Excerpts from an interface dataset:
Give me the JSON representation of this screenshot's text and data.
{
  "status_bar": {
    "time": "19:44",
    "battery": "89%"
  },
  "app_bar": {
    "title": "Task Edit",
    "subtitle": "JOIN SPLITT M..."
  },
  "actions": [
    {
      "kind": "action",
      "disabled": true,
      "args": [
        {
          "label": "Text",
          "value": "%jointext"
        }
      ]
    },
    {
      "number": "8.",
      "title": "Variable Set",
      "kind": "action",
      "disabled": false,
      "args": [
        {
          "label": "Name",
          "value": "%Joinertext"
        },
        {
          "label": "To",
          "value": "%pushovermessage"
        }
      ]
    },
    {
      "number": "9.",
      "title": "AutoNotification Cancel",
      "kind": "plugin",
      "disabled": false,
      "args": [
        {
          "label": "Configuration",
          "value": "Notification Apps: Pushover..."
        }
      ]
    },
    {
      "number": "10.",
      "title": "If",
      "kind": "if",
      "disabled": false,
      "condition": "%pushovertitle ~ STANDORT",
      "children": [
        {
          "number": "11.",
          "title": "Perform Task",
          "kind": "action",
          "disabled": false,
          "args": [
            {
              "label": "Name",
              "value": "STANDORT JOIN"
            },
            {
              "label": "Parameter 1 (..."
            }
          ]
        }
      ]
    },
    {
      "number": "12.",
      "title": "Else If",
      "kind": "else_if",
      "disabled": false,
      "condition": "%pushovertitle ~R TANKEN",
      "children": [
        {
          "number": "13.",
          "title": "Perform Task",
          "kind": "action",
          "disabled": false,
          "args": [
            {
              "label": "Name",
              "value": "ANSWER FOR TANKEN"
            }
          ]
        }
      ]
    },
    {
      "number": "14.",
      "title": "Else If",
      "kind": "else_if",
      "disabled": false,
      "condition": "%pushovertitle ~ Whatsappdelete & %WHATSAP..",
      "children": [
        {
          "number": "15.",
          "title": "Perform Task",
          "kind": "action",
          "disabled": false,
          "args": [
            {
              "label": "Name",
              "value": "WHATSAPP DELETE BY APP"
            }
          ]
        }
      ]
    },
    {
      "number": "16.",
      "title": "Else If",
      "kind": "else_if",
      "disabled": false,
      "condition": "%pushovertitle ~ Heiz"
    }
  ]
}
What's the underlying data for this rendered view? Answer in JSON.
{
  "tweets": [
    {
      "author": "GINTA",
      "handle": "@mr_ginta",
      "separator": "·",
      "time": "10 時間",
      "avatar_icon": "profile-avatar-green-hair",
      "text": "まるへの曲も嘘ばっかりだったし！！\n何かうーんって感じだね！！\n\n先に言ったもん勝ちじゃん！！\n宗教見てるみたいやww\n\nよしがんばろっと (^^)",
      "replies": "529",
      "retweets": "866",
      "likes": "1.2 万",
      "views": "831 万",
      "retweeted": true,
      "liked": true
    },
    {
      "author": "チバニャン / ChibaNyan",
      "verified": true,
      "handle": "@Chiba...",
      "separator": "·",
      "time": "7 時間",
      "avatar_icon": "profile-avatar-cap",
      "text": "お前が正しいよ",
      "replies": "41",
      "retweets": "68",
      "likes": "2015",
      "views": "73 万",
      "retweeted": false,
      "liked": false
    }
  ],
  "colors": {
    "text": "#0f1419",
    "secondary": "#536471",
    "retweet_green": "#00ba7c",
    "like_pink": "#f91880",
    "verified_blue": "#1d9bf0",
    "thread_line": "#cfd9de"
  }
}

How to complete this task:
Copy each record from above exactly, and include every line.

Answer section:
Give me the JSON representation of this screenshot's text and data.
{
  "status_bar": {
    "time": "19:44",
    "battery": "89%"
  },
  "app_bar": {
    "title": "Task Edit",
    "subtitle": "JOIN SPLITT M..."
  },
  "actions": [
    {
      "kind": "action",
      "disabled": true,
      "args": [
        {
          "label": "Text",
          "value": "%jointext"
        }
      ]
    },
    {
      "number": "8.",
      "title": "Variable Set",
      "kind": "action",
      "disabled": false,
      "args": [
        {
          "label": "Name",
          "value": "%Joinertext"
        },
        {
          "label": "To",
          "value": "%pushovermessage"
        }
      ]
    },
    {
      "number": "9.",
      "title": "AutoNotification Cancel",
      "kind": "plugin",
      "disabled": false,
      "args": [
        {
          "label": "Configuration",
          "value": "Notification Apps: Pushover..."
        }
      ]
    },
    {
      "number": "10.",
      "title": "If",
      "kind": "if",
      "disabled": false,
      "condition": "%pushovertitle ~ STANDORT",
      "children": [
        {
          "number": "11.",
          "title": "Perform Task",
          "kind": "action",
          "disabled": false,
          "args": [
            {
              "label": "Name",
              "value": "STANDORT JOIN"
            },
            {
              "label": "Parameter 1 (..."
            }
          ]
        }
      ]
    },
    {
      "number": "12.",
      "title": "Else If",
      "kind": "else_if",
      "disabled": false,
      "condition": "%pushovertitle ~R TANKEN",
      "children": [
        {
          "number": "13.",
          "title": "Perform Task",
          "kind": "action",
          "disabled": false,
          "args": [
            {
              "label": "Name",
              "value": "ANSWER FOR TANKEN"
            }
          ]
        }
      ]
    },
    {
      "number": "14.",
      "title": "Else If",
      "kind": "else_if",
      "disabled": false,
      "condition": "%pushovertitle ~ Whatsappdelete & %WHATSAP..",
      "children": [
        {
          "number": "15.",
          "title": "Perform Task",
          "kind": "action",
          "disabled": false,
          "args": [
            {
              "label": "Name",
              "value": "WHATSAPP DELETE BY APP"
            }
          ]
        }
      ]
    },
    {
      "number": "16.",
      "title": "Else If",
      "kind": "else_if",
      "disabled": false,
      "condition": "%pushovertitle ~ Heiz"
    }
  ]
}
What's the underlying data for this rendered view? Answer in JSON.
{
  "tweets": [
    {
      "author": "GINTA",
      "handle": "@mr_ginta",
      "separator": "·",
      "time": "10 時間",
      "avatar_icon": "profile-avatar-green-hair",
      "text": "まるへの曲も嘘ばっかりだったし！！\n何かうーんって感じだね！！\n\n先に言ったもん勝ちじゃん！！\n宗教見てるみたいやww\n\nよしがんばろっと (^^)",
      "replies": "529",
      "retweets": "866",
      "likes": "1.2 万",
      "views": "831 万",
      "retweeted": true,
      "liked": true
    },
    {
      "author": "チバニャン / ChibaNyan",
      "verified": true,
      "handle": "@Chiba...",
      "separator": "·",
      "time": "7 時間",
      "avatar_icon": "profile-avatar-cap",
      "text": "お前が正しいよ",
      "replies": "41",
      "retweets": "68",
      "likes": "2015",
      "views": "73 万",
      "retweeted": false,
      "liked": false
    }
  ],
  "colors": {
    "text": "#0f1419",
    "secondary": "#536471",
    "retweet_green": "#00ba7c",
    "like_pink": "#f91880",
    "verified_blue": "#1d9bf0",
    "thread_line": "#cfd9de"
  }
}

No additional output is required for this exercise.